Resident leaders from 10 public housing sites nominate and vote for the list of six, according to Cynthia Wiggins, former president of the Citywide Tenant Association of New Orleans. She thinks this practice guards against city officials appointing public housing residents with whom they have rapport, but who may not be well enough informed to represent residents adequately.

No state or local housing authority policy delineates the residents’ internal selection process, according to Gregg Fortner, New Orleans’ housing authority director, though he recommends such policy’s development. He also thinks the process should include not only public housing residents, but also “Section 8” voucher holders.

Fulfilling a campaign promise to appoint a majority board of public housing resident commissioners, Morial says he picked “established leaders,” though not through a formal process. Commenting on New Orleans’ current method of the mayor choosing from a resident-vetted list, he said: “Those changes are good because it ensures that these positions are not going to be just given out to someone’s favorite person, who happens to be a [public housing] resident, but that there’s going to be resident empowerment. … It’s a balance between the mayor’s appointing ability and the residents’ recommending ability.”

As in Alexandria, other Virginia jurisdictions leave commissioner appointment decisions entirely to the mayor or other elected officials, according to HUD regional spokesperson Lisa Wolfe.

But, like New Orleans, two reserve more than one commissioner seat for public housing residents.
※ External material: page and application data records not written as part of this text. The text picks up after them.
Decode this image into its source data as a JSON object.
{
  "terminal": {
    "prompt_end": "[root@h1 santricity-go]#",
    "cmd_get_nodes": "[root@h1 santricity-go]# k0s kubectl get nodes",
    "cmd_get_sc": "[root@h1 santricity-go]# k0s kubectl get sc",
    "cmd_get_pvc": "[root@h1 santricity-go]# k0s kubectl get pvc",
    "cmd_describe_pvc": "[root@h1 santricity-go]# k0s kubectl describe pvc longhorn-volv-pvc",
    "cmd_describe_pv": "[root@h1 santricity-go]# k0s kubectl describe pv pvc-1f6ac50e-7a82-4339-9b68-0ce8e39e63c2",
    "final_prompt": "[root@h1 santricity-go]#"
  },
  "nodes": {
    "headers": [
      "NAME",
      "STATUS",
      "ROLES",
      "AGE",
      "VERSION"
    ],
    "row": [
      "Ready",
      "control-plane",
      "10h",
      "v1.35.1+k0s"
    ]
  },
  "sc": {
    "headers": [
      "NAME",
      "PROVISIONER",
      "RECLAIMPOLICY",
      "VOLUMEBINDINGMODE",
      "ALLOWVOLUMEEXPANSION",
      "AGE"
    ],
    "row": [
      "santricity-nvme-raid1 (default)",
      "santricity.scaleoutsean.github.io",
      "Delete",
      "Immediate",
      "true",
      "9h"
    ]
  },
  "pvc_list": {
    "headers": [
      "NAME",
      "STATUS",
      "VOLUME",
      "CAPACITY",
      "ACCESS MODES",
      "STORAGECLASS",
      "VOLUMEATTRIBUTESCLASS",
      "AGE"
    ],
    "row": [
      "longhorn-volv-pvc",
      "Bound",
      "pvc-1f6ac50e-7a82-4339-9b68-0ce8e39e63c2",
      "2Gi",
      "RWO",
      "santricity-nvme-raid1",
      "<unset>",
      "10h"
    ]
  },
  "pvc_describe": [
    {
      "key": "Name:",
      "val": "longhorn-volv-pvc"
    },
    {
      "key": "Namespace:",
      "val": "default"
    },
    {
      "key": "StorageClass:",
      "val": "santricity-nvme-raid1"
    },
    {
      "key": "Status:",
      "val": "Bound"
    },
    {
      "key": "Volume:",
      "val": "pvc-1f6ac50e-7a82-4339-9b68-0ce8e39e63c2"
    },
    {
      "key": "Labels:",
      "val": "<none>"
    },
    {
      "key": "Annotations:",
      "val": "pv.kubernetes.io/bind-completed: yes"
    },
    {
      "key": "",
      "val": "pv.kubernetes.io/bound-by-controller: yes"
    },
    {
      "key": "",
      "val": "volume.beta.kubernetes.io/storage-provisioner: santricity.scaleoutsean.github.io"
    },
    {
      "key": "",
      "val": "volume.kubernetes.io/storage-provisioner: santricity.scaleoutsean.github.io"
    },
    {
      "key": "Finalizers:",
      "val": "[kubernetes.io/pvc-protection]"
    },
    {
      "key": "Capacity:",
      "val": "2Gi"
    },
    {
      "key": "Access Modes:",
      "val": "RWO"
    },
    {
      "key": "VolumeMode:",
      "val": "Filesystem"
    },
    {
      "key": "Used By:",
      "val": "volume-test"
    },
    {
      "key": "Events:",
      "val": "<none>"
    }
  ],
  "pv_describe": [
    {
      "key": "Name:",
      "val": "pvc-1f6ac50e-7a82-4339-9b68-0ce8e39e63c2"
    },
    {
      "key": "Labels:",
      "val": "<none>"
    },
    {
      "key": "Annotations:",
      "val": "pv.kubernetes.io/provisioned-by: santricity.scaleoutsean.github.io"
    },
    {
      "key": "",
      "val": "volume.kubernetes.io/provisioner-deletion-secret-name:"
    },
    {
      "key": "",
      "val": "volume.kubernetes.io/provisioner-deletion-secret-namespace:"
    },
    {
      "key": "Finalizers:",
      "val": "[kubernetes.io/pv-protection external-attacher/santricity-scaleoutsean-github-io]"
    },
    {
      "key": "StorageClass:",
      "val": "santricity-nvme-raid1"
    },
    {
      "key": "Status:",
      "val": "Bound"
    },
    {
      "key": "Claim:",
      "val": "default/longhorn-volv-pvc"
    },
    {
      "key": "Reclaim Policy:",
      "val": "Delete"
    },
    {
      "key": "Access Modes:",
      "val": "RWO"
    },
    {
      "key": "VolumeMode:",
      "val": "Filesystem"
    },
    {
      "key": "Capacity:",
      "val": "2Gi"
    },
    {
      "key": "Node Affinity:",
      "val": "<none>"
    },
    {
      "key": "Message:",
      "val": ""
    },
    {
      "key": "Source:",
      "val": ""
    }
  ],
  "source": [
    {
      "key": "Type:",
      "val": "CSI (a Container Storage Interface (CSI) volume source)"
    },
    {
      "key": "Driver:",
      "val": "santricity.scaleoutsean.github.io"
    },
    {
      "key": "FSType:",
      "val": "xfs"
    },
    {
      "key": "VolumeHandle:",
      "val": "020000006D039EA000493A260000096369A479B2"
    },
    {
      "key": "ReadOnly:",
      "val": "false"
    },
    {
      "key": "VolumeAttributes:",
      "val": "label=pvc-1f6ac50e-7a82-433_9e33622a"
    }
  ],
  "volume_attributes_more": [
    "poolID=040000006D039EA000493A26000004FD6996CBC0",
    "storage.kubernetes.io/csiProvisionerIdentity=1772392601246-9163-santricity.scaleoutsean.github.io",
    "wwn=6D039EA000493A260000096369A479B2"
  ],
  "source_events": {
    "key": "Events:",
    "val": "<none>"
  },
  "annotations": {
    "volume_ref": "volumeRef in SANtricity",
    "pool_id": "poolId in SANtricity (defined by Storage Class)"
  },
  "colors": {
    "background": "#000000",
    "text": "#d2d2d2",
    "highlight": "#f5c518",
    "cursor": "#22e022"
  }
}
Charlottesville reserves two such seats, plus a third for a current or former resident of the city’s “Section 8” voucher program. Richmond also reserves two seats for housing authority tenants.

“The HUD regulations require a resident to be on the board. They don’t specify, necessarily, how that resident should be selected. The HUD regulations [as of 1998] do allow the housing authority to hold some form of election — if they would like — to choose this member,” said Wilson.

He plans to consult ARHA’s board about “different ways to select this position going forward, because I think there’s probably some better practices than having the council choose who should represent residents on the board.”